_Your objective_:
In the data, find each line where the word "structured" appears and list that line.

Dataset rows for apps and sites:
_ _ _ _ _ _ _
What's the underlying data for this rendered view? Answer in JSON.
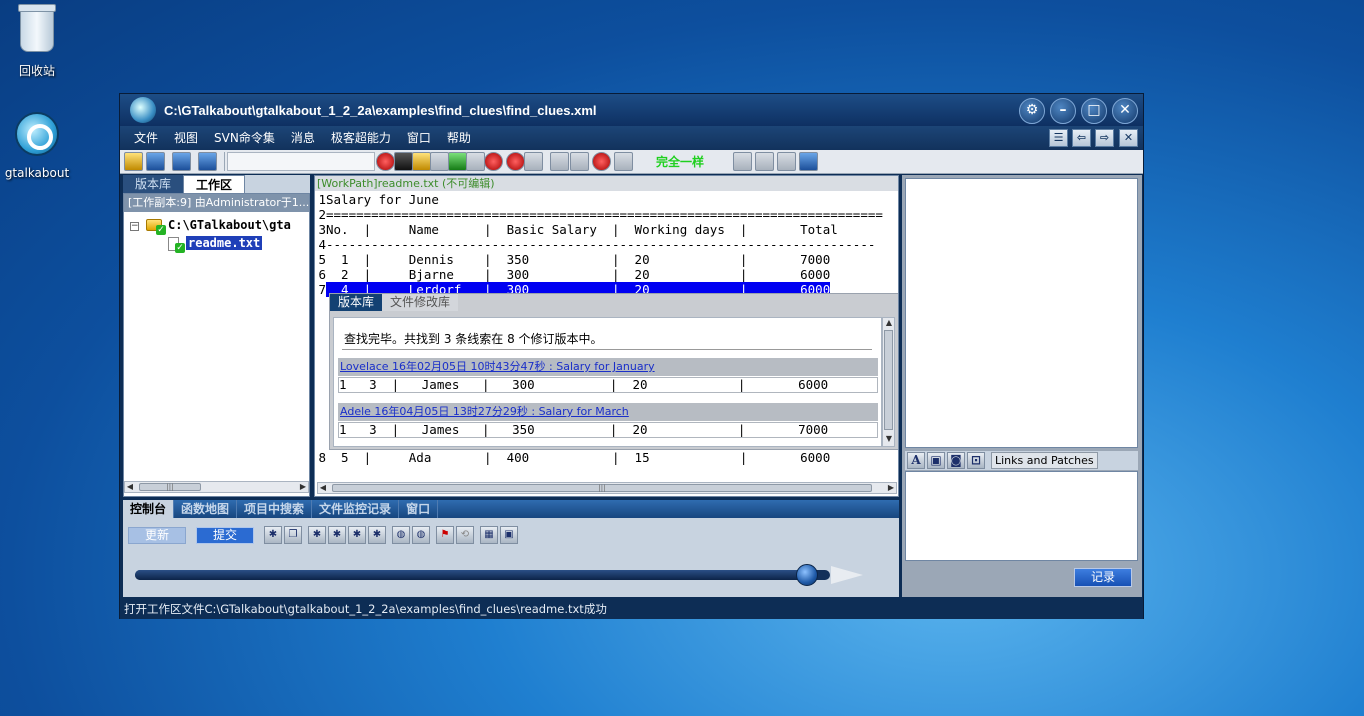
{
  "desktop": {
    "icons": [
      {
        "label": "回收站"
      },
      {
        "label": "gtalkabout"
      }
    ]
  },
  "window": {
    "title": "C:\\GTalkabout\\gtalkabout_1_2_2a\\examples\\find_clues\\find_clues.xml",
    "controls": {
      "settings": "⚙",
      "minimize": "–",
      "maximize": "□",
      "close": "✕"
    }
  },
  "menu": {
    "items": [
      "文件",
      "视图",
      "SVN命令集",
      "消息",
      "极客超能力",
      "窗口",
      "帮助"
    ],
    "mdi": {
      "tile": "☰",
      "back": "⇦",
      "forward": "⇨",
      "close": "✕"
    }
  },
  "toolbar": {
    "status_text": "完全一样"
  },
  "left_pane": {
    "tabs": [
      "版本库",
      "工作区"
    ],
    "active_tab": "工作区",
    "header": "[工作副本:9] 由Administrator于1...",
    "tree": {
      "root_label": "C:\\GTalkabout\\gta",
      "expander": "−",
      "file_label": "readme.txt"
    }
  },
  "editor": {
    "header": "[WorkPath]readme.txt (不可编辑)",
    "lines": [
      {
        "no": "1",
        "text": "Salary for June"
      },
      {
        "no": "2",
        "text": "=========================================================================="
      },
      {
        "no": "3",
        "text": "No.  |     Name      |  Basic Salary  |  Working days  |       Total"
      },
      {
        "no": "4",
        "text": "-------------------------------------------------------------------------"
      },
      {
        "no": "5",
        "text": "  1  |     Dennis    |  350           |  20            |       7000"
      },
      {
        "no": "6",
        "text": "  2  |     Bjarne    |  300           |  20            |       6000"
      },
      {
        "no": "7",
        "text": "  4  |     Lerdorf   |  300           |  20            |       6000"
      },
      {
        "no": "8",
        "text": "  5  |     Ada       |  400           |  15            |       6000"
      }
    ],
    "clue_panel": {
      "tabs": [
        "版本库",
        "文件修改库"
      ],
      "summary": "查找完毕。共找到 3 条线索在 8 个修订版本中。",
      "revisions": [
        {
          "head": "Lovelace 16年02月05日 10时43分47秒 : Salary for January",
          "row": "1   3  |   James   |   300          |  20            |       6000"
        },
        {
          "head": "Adele 16年04月05日 13时27分29秒 : Salary for March",
          "row": "1   3  |   James   |   350          |  20            |       7000"
        }
      ]
    }
  },
  "right_pane": {
    "toolbar_label": "Links and Patches",
    "toolbar_glyph": "A",
    "record_button": "记录"
  },
  "console": {
    "tabs": [
      "控制台",
      "函数地图",
      "项目中搜索",
      "文件监控记录",
      "窗口"
    ],
    "update_button": "更新",
    "commit_button": "提交",
    "progress": 0.98
  },
  "statusbar": {
    "text": "打开工作区文件C:\\GTalkabout\\gtalkabout_1_2_2a\\examples\\find_clues\\readme.txt成功"
  }
}
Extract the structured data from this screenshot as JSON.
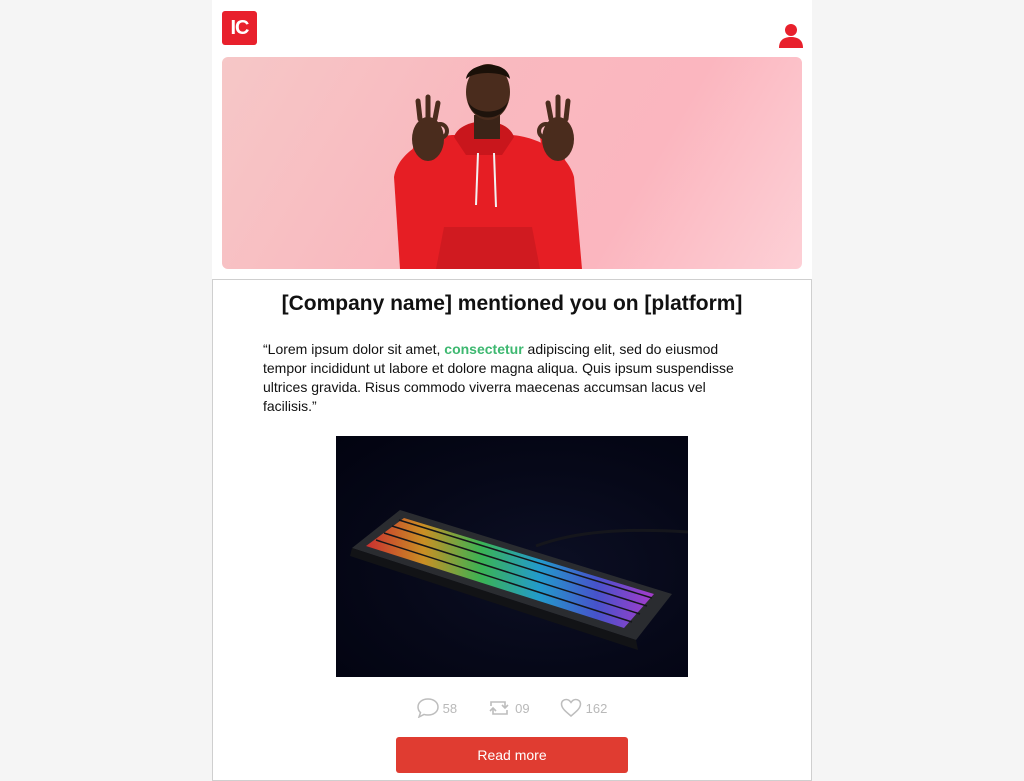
{
  "brand": {
    "logo_text": "IC",
    "accent": "#e8202c"
  },
  "header": {
    "user_icon": "user-icon"
  },
  "card": {
    "title": "[Company name] mentioned you on [platform]",
    "quote_before": "“Lorem ipsum dolor sit amet, ",
    "quote_highlight": "consectetur",
    "quote_after": " adipiscing elit, sed do eiusmod tempor incididunt ut labore et dolore magna aliqua. Quis ipsum suspendisse ultrices gravida. Risus commodo viverra maecenas accumsan lacus vel facilisis.”",
    "highlight_color": "#3db870"
  },
  "stats": {
    "comments": "58",
    "reposts": "09",
    "likes": "162"
  },
  "cta": {
    "label": "Read more",
    "color": "#e03c31"
  }
}
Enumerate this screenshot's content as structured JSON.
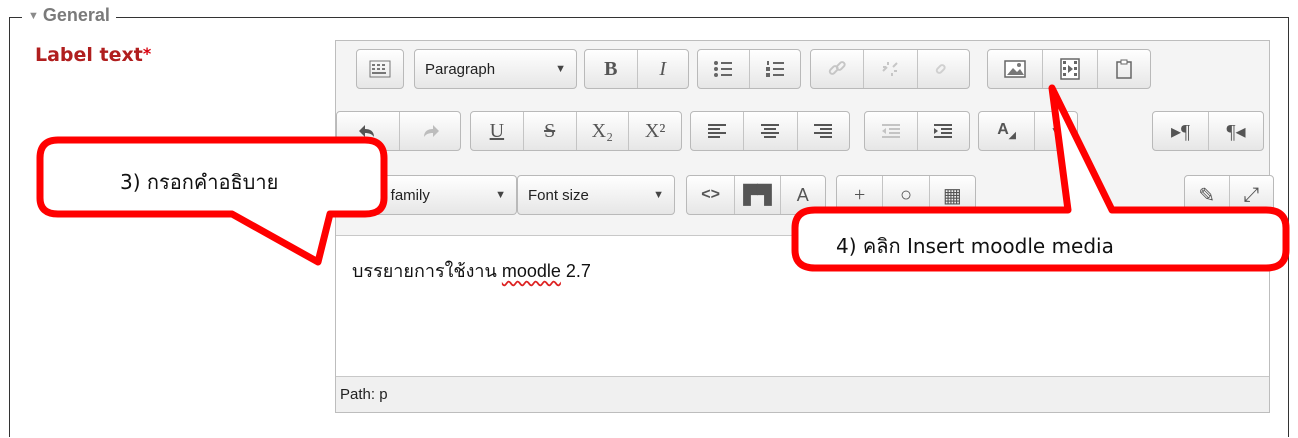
{
  "section": {
    "title": "General",
    "toggle_icon": "triangle-down-icon"
  },
  "field": {
    "label": "Label text",
    "required_mark": "*"
  },
  "editor": {
    "toolbar": {
      "paragraph_select": "Paragraph",
      "bold": "B",
      "italic": "I",
      "underline": "U",
      "strike": "S",
      "subscript": "X₂",
      "superscript": "X²",
      "font_family_select": "nt family",
      "font_size_select": "Font size"
    },
    "content": {
      "text_before": "บรรยายการใช้งาน ",
      "misspelled_word": "moodle",
      "text_after": " 2.7"
    },
    "path": "Path: p"
  },
  "callouts": {
    "step3": "3)  กรอกคำอธิบาย",
    "step4": "4) คลิก Insert moodle media"
  }
}
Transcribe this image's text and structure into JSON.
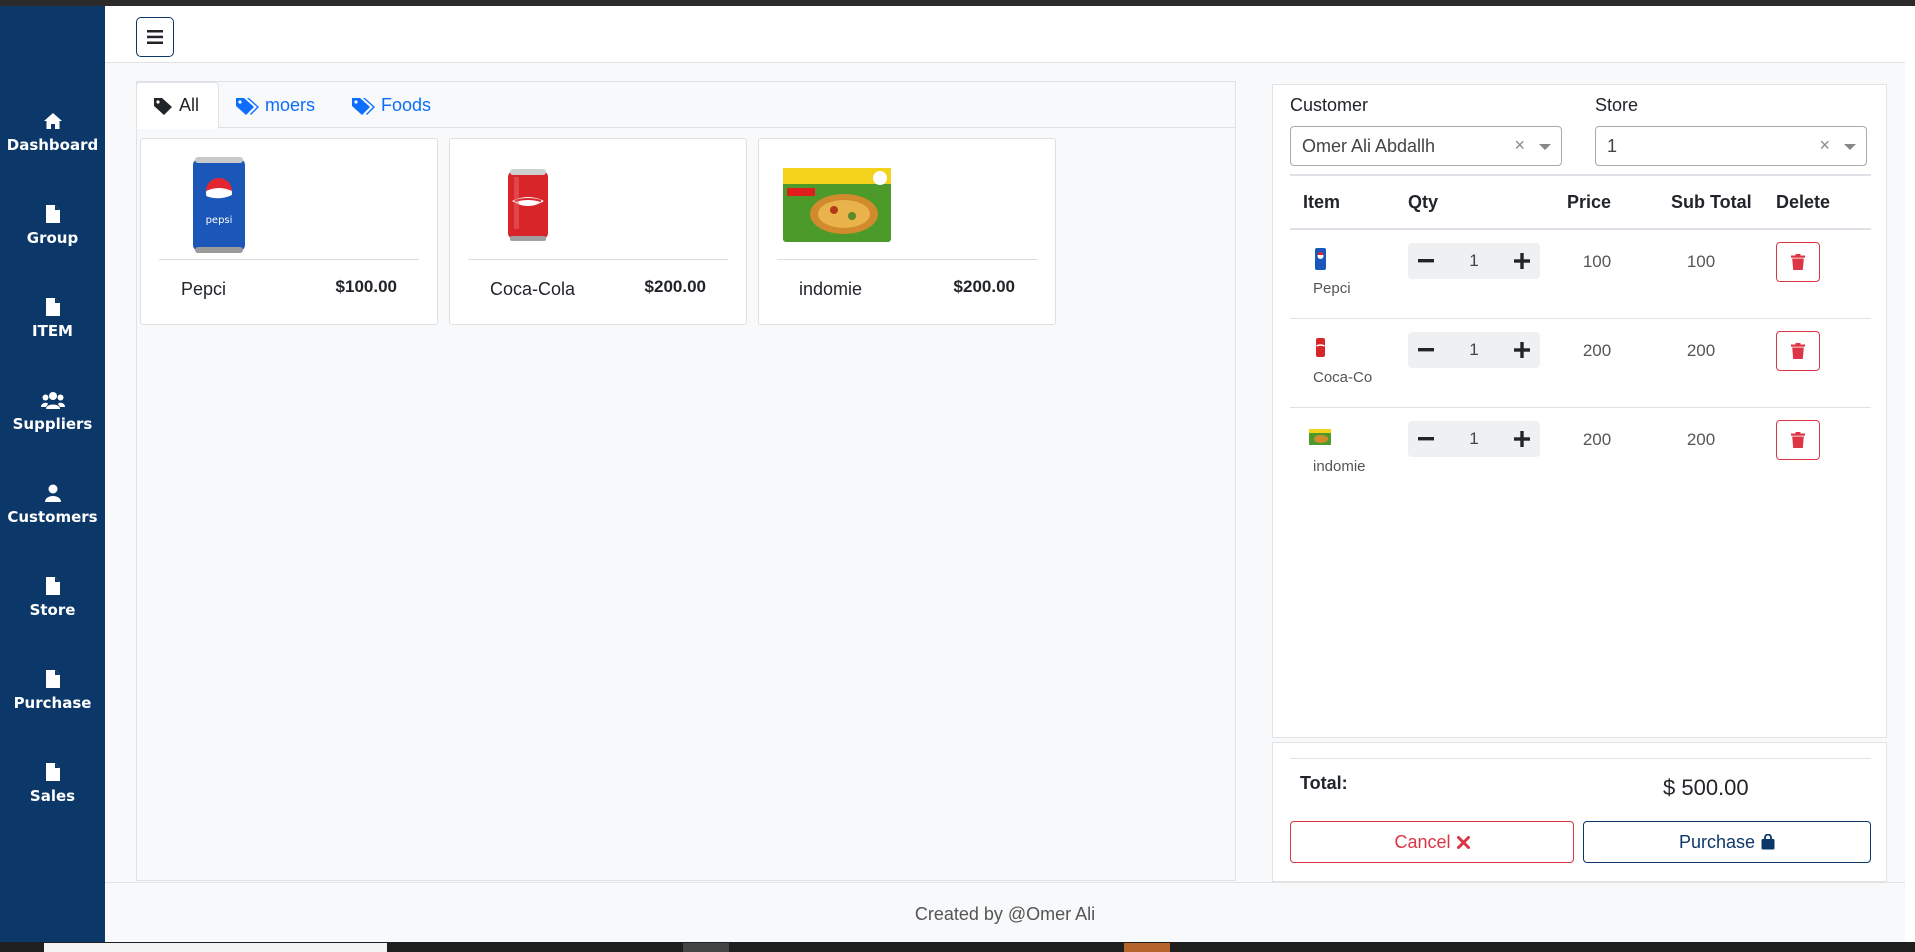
{
  "sidebar": {
    "items": [
      {
        "label": "Dashboard",
        "icon": "home-icon"
      },
      {
        "label": "Group",
        "icon": "file-icon"
      },
      {
        "label": "ITEM",
        "icon": "file-icon"
      },
      {
        "label": "Suppliers",
        "icon": "users-icon"
      },
      {
        "label": "Customers",
        "icon": "user-icon"
      },
      {
        "label": "Store",
        "icon": "file-icon"
      },
      {
        "label": "Purchase",
        "icon": "file-icon"
      },
      {
        "label": "Sales",
        "icon": "file-icon"
      }
    ]
  },
  "header": {
    "menu_icon": "hamburger-icon"
  },
  "tabs": [
    {
      "label": "All",
      "active": true
    },
    {
      "label": "moers",
      "active": false
    },
    {
      "label": "Foods",
      "active": false
    }
  ],
  "products": [
    {
      "name": "Pepci",
      "price": "$100.00",
      "image": "pepsi-can"
    },
    {
      "name": "Coca-Cola",
      "price": "$200.00",
      "image": "coca-cola-can"
    },
    {
      "name": "indomie",
      "price": "$200.00",
      "image": "indomie-pack"
    }
  ],
  "cart": {
    "customer_label": "Customer",
    "customer_value": "Omer Ali Abdallh",
    "store_label": "Store",
    "store_value": "1",
    "clear_glyph": "×",
    "columns": [
      "Item",
      "Qty",
      "Price",
      "Sub Total",
      "Delete"
    ],
    "rows": [
      {
        "name": "Pepci",
        "qty": "1",
        "price": "100",
        "subtotal": "100"
      },
      {
        "name": "Coca-Co",
        "qty": "1",
        "price": "200",
        "subtotal": "200"
      },
      {
        "name": "indomie",
        "qty": "1",
        "price": "200",
        "subtotal": "200"
      }
    ],
    "total_label": "Total:",
    "total_value": "$ 500.00",
    "cancel_label": "Cancel",
    "purchase_label": "Purchase"
  },
  "footer": {
    "text": "Created by @Omer Ali"
  },
  "colors": {
    "sidebar": "#0b3869",
    "link": "#0d6efd",
    "danger": "#dc3545"
  }
}
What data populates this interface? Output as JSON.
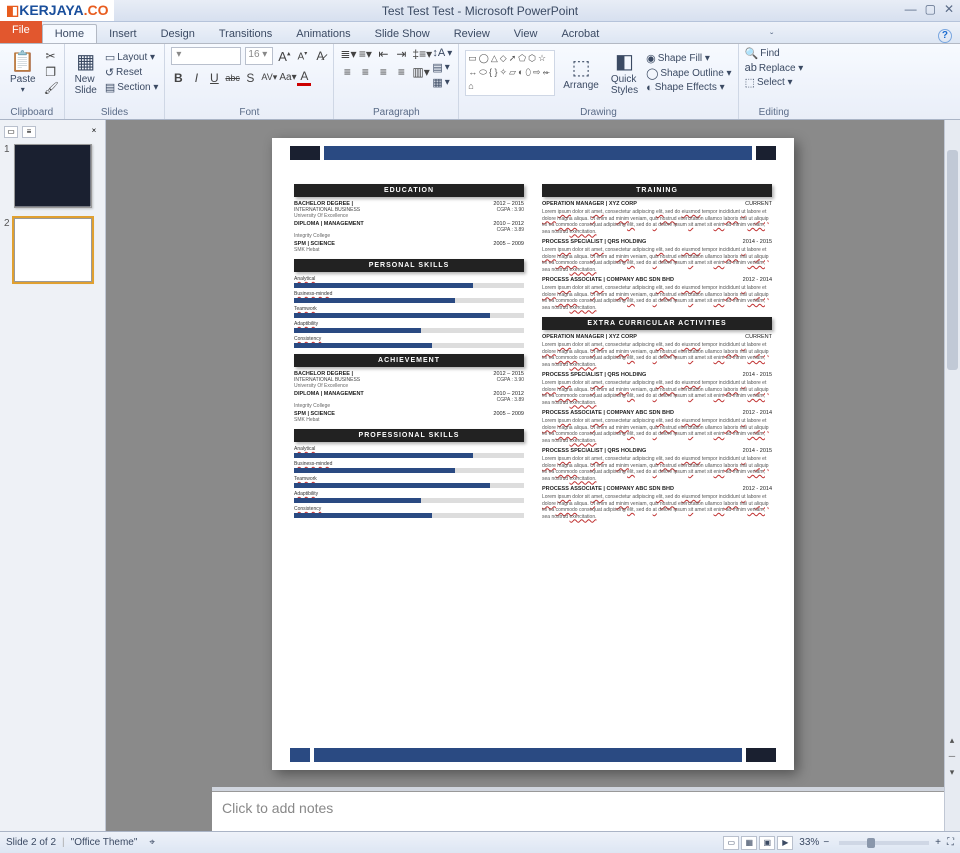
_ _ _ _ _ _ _
_Your response_:
Extract the structured data from this screenshot as JSON.
Enumerate this screenshot's content as structured JSON.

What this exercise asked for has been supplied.